TIME has an analysis of high speed rail developments that is not too horribly misinformed. It correctly highlights the political minefield that awaits proponents in Florida, but drifts into simplistic buzzwords.
Liberals tend to romanticize trains (because the French use them) and conservatives tend to disparage them (because the French use them). But while the U.S. probably can’t recreate the charming ride from Paris to Lyon, it also can’t keep treating rail like a loathsome relic. Since World War II, the U.S. has poured almost $2 trillion into highway and aviation systems, while passenger rail — like the wheezing federal Amtrak line — has received less than 3% of Washington’s transportation dollars. Obama argues the U.S. needs, economically and environmentally, a rail revival in order to relieve stressed auto and air infrastructure. That means emulating the long-established high-speed (more than 110 mph or 177 kph) passenger rail systems in Europe and Asia.
Ah, the French! (Do people actually pay for this gibberish?)
Moving right along. the story does (amazingly) suggest that a revival of more conventional trains operating in the 110 mph range may be in our future. This has a pleasant tone and is agreeable to the TFA position.

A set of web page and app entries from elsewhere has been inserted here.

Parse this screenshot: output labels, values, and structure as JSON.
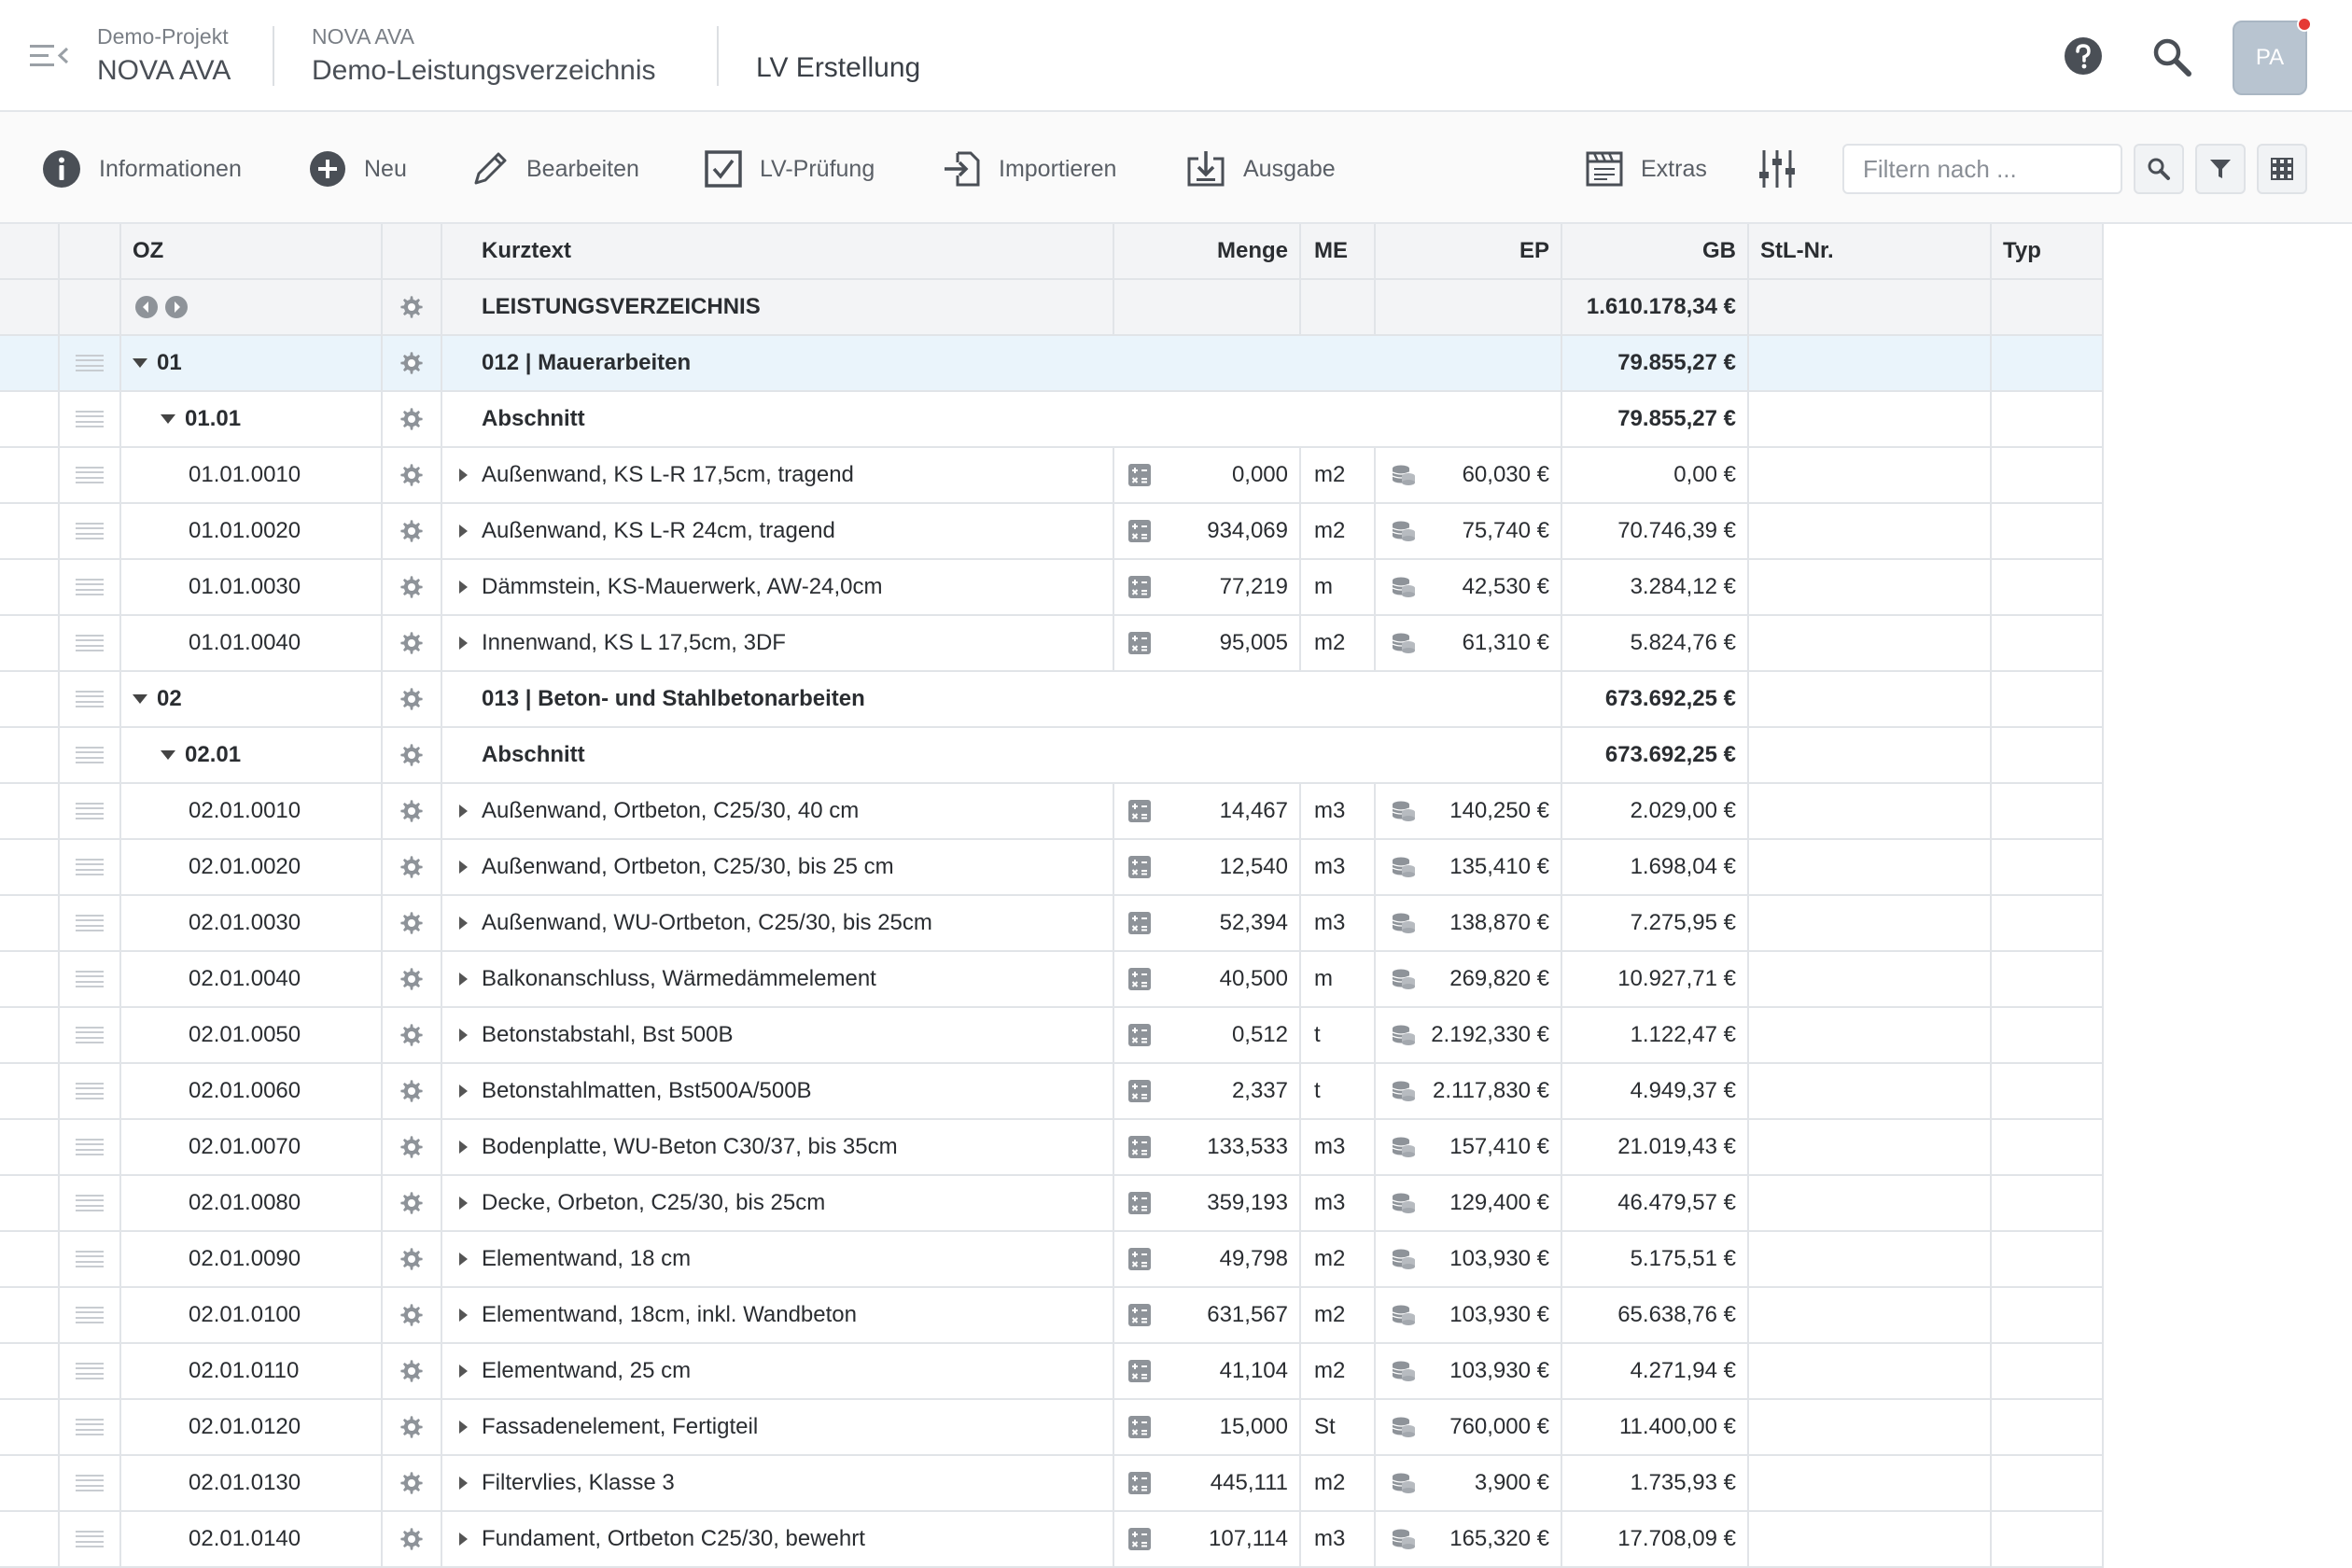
{
  "header": {
    "project_label": "Demo-Projekt",
    "project_name": "NOVA AVA",
    "lv_label": "NOVA AVA",
    "lv_name": "Demo-Leistungsverzeichnis",
    "mode": "LV Erstellung",
    "avatar_initials": "PA"
  },
  "toolbar": {
    "info": "Informationen",
    "new": "Neu",
    "edit": "Bearbeiten",
    "check": "LV-Prüfung",
    "import": "Importieren",
    "output": "Ausgabe",
    "extras": "Extras",
    "filter_placeholder": "Filtern nach ..."
  },
  "columns": {
    "oz": "OZ",
    "kurztext": "Kurztext",
    "menge": "Menge",
    "me": "ME",
    "ep": "EP",
    "gb": "GB",
    "stl": "StL-Nr.",
    "typ": "Typ"
  },
  "root": {
    "label": "LEISTUNGSVERZEICHNIS",
    "gb": "1.610.178,34 €"
  },
  "rows": [
    {
      "kind": "lot",
      "level": 0,
      "oz": "01",
      "text": "012 | Mauerarbeiten",
      "gb": "79.855,27 €"
    },
    {
      "kind": "section",
      "level": 1,
      "oz": "01.01",
      "text": "Abschnitt",
      "gb": "79.855,27 €"
    },
    {
      "kind": "pos",
      "oz": "01.01.0010",
      "text": "Außenwand, KS L-R 17,5cm, tragend",
      "menge": "0,000",
      "me": "m2",
      "ep": "60,030 €",
      "gb": "0,00 €"
    },
    {
      "kind": "pos",
      "oz": "01.01.0020",
      "text": "Außenwand, KS L-R 24cm, tragend",
      "menge": "934,069",
      "me": "m2",
      "ep": "75,740 €",
      "gb": "70.746,39 €"
    },
    {
      "kind": "pos",
      "oz": "01.01.0030",
      "text": "Dämmstein, KS-Mauerwerk, AW-24,0cm",
      "menge": "77,219",
      "me": "m",
      "ep": "42,530 €",
      "gb": "3.284,12 €"
    },
    {
      "kind": "pos",
      "oz": "01.01.0040",
      "text": "Innenwand, KS L 17,5cm, 3DF",
      "menge": "95,005",
      "me": "m2",
      "ep": "61,310 €",
      "gb": "5.824,76 €"
    },
    {
      "kind": "group",
      "level": 0,
      "oz": "02",
      "text": "013 | Beton- und Stahlbetonarbeiten",
      "gb": "673.692,25 €"
    },
    {
      "kind": "section",
      "level": 1,
      "oz": "02.01",
      "text": "Abschnitt",
      "gb": "673.692,25 €"
    },
    {
      "kind": "pos",
      "oz": "02.01.0010",
      "text": "Außenwand, Ortbeton, C25/30, 40 cm",
      "menge": "14,467",
      "me": "m3",
      "ep": "140,250 €",
      "gb": "2.029,00 €"
    },
    {
      "kind": "pos",
      "oz": "02.01.0020",
      "text": "Außenwand, Ortbeton, C25/30, bis 25 cm",
      "menge": "12,540",
      "me": "m3",
      "ep": "135,410 €",
      "gb": "1.698,04 €"
    },
    {
      "kind": "pos",
      "oz": "02.01.0030",
      "text": "Außenwand, WU-Ortbeton, C25/30, bis 25cm",
      "menge": "52,394",
      "me": "m3",
      "ep": "138,870 €",
      "gb": "7.275,95 €"
    },
    {
      "kind": "pos",
      "oz": "02.01.0040",
      "text": "Balkonanschluss, Wärmedämmelement",
      "menge": "40,500",
      "me": "m",
      "ep": "269,820 €",
      "gb": "10.927,71 €"
    },
    {
      "kind": "pos",
      "oz": "02.01.0050",
      "text": "Betonstabstahl, Bst 500B",
      "menge": "0,512",
      "me": "t",
      "ep": "2.192,330 €",
      "gb": "1.122,47 €"
    },
    {
      "kind": "pos",
      "oz": "02.01.0060",
      "text": "Betonstahlmatten, Bst500A/500B",
      "menge": "2,337",
      "me": "t",
      "ep": "2.117,830 €",
      "gb": "4.949,37 €"
    },
    {
      "kind": "pos",
      "oz": "02.01.0070",
      "text": "Bodenplatte, WU-Beton C30/37, bis 35cm",
      "menge": "133,533",
      "me": "m3",
      "ep": "157,410 €",
      "gb": "21.019,43 €"
    },
    {
      "kind": "pos",
      "oz": "02.01.0080",
      "text": "Decke, Orbeton, C25/30, bis 25cm",
      "menge": "359,193",
      "me": "m3",
      "ep": "129,400 €",
      "gb": "46.479,57 €"
    },
    {
      "kind": "pos",
      "oz": "02.01.0090",
      "text": "Elementwand, 18 cm",
      "menge": "49,798",
      "me": "m2",
      "ep": "103,930 €",
      "gb": "5.175,51 €"
    },
    {
      "kind": "pos",
      "oz": "02.01.0100",
      "text": "Elementwand, 18cm, inkl. Wandbeton",
      "menge": "631,567",
      "me": "m2",
      "ep": "103,930 €",
      "gb": "65.638,76 €"
    },
    {
      "kind": "pos",
      "oz": "02.01.0110",
      "text": "Elementwand, 25 cm",
      "menge": "41,104",
      "me": "m2",
      "ep": "103,930 €",
      "gb": "4.271,94 €"
    },
    {
      "kind": "pos",
      "oz": "02.01.0120",
      "text": "Fassadenelement, Fertigteil",
      "menge": "15,000",
      "me": "St",
      "ep": "760,000 €",
      "gb": "11.400,00 €"
    },
    {
      "kind": "pos",
      "oz": "02.01.0130",
      "text": "Filtervlies, Klasse 3",
      "menge": "445,111",
      "me": "m2",
      "ep": "3,900 €",
      "gb": "1.735,93 €"
    },
    {
      "kind": "pos",
      "oz": "02.01.0140",
      "text": "Fundament, Ortbeton C25/30, bewehrt",
      "menge": "107,114",
      "me": "m3",
      "ep": "165,320 €",
      "gb": "17.708,09 €"
    }
  ]
}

However, having spent three days with the Texas High Speed Rail Corporation board (video interview with Maureen Dickey, David Dean, and Temple Mayor Bill Jones below) I am forced to step back and consider some contradictory viewpoints. Texas folks make a good case for true European style HSR.
There must be great care taken in selecting any project as a demonstration. HSR needs lots and lots of population and feeder lines at both ends to pay for the substantial construction costs. The social ane economic value of true HSR is tremendous. The experiences in Taiwan and Spain are held up as examples.
Two points. The presence of true HSR (200 mph.) shrinks a region and brings cities and businesses closer together. Second, the population growth forecast for some already booming areas is staggering. Building more highways is an economic and environmental catastrophe of Katrina proportions.
The opposition of some “conservatives” to an economic engine of such potent and proven power is totally astounding. Is there something wrong with higher property values and easier commercial relationships?
America needs a high speed rail of international standards somewhere. We also need to grow and mature the market for conventional trains between cities that can sue them and strengthen the network of long distance trains that support all of it. They all work together.